### [AIM OF THE EXERCISE]
All of the data is to be copied word for word.

### [MATERIAL TO PROCESS]
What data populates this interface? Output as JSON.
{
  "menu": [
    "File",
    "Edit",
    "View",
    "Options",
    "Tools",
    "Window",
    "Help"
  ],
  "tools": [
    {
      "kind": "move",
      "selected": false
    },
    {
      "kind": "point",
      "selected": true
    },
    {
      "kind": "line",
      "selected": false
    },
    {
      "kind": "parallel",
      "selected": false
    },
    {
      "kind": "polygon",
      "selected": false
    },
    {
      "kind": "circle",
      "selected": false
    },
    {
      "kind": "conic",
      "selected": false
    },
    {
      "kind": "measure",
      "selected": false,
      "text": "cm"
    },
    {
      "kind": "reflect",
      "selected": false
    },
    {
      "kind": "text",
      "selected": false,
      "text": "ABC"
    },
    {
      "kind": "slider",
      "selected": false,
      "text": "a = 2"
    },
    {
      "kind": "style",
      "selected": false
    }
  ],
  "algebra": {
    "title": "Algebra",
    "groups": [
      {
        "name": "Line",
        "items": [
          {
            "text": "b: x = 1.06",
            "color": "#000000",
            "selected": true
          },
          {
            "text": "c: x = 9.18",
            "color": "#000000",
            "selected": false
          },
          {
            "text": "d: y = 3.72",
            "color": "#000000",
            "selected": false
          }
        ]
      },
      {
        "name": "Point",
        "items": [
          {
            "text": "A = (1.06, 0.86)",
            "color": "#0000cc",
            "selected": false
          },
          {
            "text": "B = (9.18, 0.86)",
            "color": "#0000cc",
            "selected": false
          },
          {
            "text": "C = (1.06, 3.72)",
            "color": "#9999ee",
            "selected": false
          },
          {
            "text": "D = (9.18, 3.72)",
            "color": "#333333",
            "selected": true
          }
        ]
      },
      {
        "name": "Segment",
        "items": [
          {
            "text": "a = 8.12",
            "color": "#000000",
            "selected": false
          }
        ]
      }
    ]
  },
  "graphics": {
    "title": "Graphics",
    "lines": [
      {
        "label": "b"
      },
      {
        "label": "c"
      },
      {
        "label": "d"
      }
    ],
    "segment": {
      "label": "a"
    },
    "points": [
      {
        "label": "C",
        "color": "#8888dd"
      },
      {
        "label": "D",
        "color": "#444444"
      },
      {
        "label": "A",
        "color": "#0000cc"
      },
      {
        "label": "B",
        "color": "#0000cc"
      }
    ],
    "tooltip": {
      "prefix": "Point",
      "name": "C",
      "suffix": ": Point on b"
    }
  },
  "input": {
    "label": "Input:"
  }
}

### [SOLUTION TO THIS EXERCISE]
What data populates this interface? Output as JSON.
{
  "menu": [
    "File",
    "Edit",
    "View",
    "Options",
    "Tools",
    "Window",
    "Help"
  ],
  "tools": [
    {
      "kind": "move",
      "selected": false
    },
    {
      "kind": "point",
      "selected": true
    },
    {
      "kind": "line",
      "selected": false
    },
    {
      "kind": "parallel",
      "selected": false
    },
    {
      "kind": "polygon",
      "selected": false
    },
    {
      "kind": "circle",
      "selected": false
    },
    {
      "kind": "conic",
      "selected": false
    },
    {
      "kind": "measure",
      "selected": false,
      "text": "cm"
    },
    {
      "kind": "reflect",
      "selected": false
    },
    {
      "kind": "text",
      "selected": false,
      "text": "ABC"
    },
    {
      "kind": "slider",
      "selected": false,
      "text": "a = 2"
    },
    {
      "kind": "style",
      "selected": false
    }
  ],
  "algebra": {
    "title": "Algebra",
    "groups": [
      {
        "name": "Line",
        "items": [
          {
            "text": "b: x = 1.06",
            "color": "#000000",
            "selected": true
          },
          {
            "text": "c: x = 9.18",
            "color": "#000000",
            "selected": false
          },
          {
            "text": "d: y = 3.72",
            "color": "#000000",
            "selected": false
          }
        ]
      },
      {
        "name": "Point",
        "items": [
          {
            "text": "A = (1.06, 0.86)",
            "color": "#0000cc",
            "selected": false
          },
          {
            "text": "B = (9.18, 0.86)",
            "color": "#0000cc",
            "selected": false
          },
          {
            "text": "C = (1.06, 3.72)",
            "color": "#9999ee",
            "selected": false
          },
          {
            "text": "D = (9.18, 3.72)",
            "color": "#333333",
            "selected": true
          }
        ]
      },
      {
        "name": "Segment",
        "items": [
          {
            "text": "a = 8.12",
            "color": "#000000",
            "selected": false
          }
        ]
      }
    ]
  },
  "graphics": {
    "title": "Graphics",
    "lines": [
      {
        "label": "b"
      },
      {
        "label": "c"
      },
      {
        "label": "d"
      }
    ],
    "segment": {
      "label": "a"
    },
    "points": [
      {
        "label": "C",
        "color": "#8888dd"
      },
      {
        "label": "D",
        "color": "#444444"
      },
      {
        "label": "A",
        "color": "#0000cc"
      },
      {
        "label": "B",
        "color": "#0000cc"
      }
    ],
    "tooltip": {
      "prefix": "Point",
      "name": "C",
      "suffix": ": Point on b"
    }
  },
  "input": {
    "label": "Input:"
  }
}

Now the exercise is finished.